• TASK: In the records below, tally the lines that contain the word "Републике" and give only that number.

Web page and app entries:
=== Begin Enclosure ===

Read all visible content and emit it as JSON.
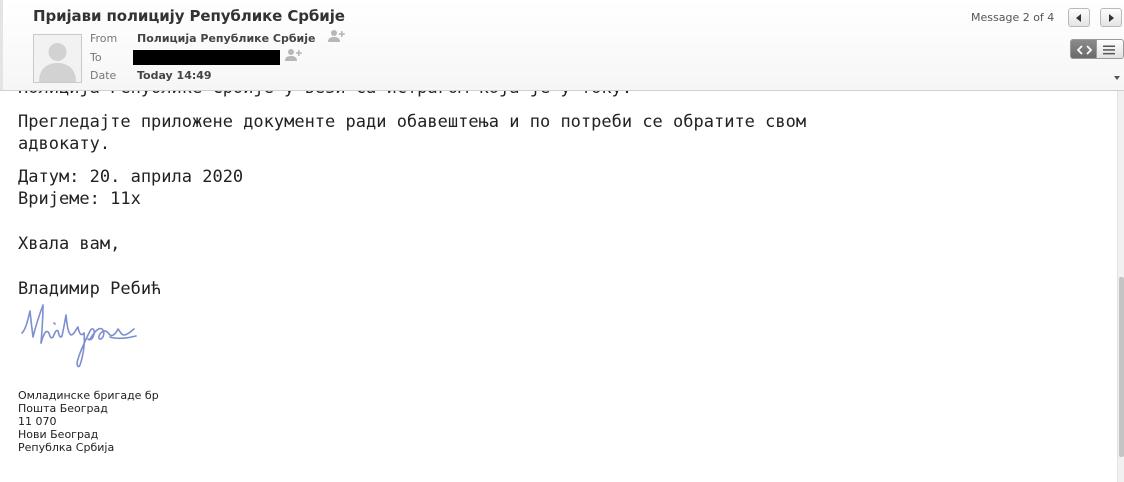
{
  "header": {
    "subject": "Пријави полицију Републике Србије",
    "from_label": "From",
    "from_value": "Полиција Републике Србије",
    "to_label": "To",
    "date_label": "Date",
    "date_value": "Today 14:49",
    "message_counter": "Message 2 of 4"
  },
  "icons": {
    "avatar": "person-placeholder-icon",
    "add_contact": "add-contact-icon",
    "prev": "arrow-left-icon",
    "next": "arrow-right-icon",
    "html_view": "code-view-icon",
    "plain_view": "text-lines-icon",
    "scroll_down": "chevron-down-icon"
  },
  "body": {
    "line_cut": "Полиција Републике Србије у вези са истрагом која је у току.",
    "para1_line1": "Прегледајте приложене документе ради обавештења и по потреби се обратите свом",
    "para1_line2": "адвокату.",
    "date_line": "Датум: 20. априла 2020",
    "time_line": "Вријеме: 11х",
    "thanks": "Хвала вам,",
    "signer": "Владимир Ребић",
    "address": [
      "Омладинске бригаде бр",
      "Пошта Београд",
      "11 070",
      "Нови Београд",
      "Републка Србија"
    ]
  },
  "colors": {
    "signature_ink": "#7e8fd0"
  }
}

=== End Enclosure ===

• OUTPUT BELOW: 3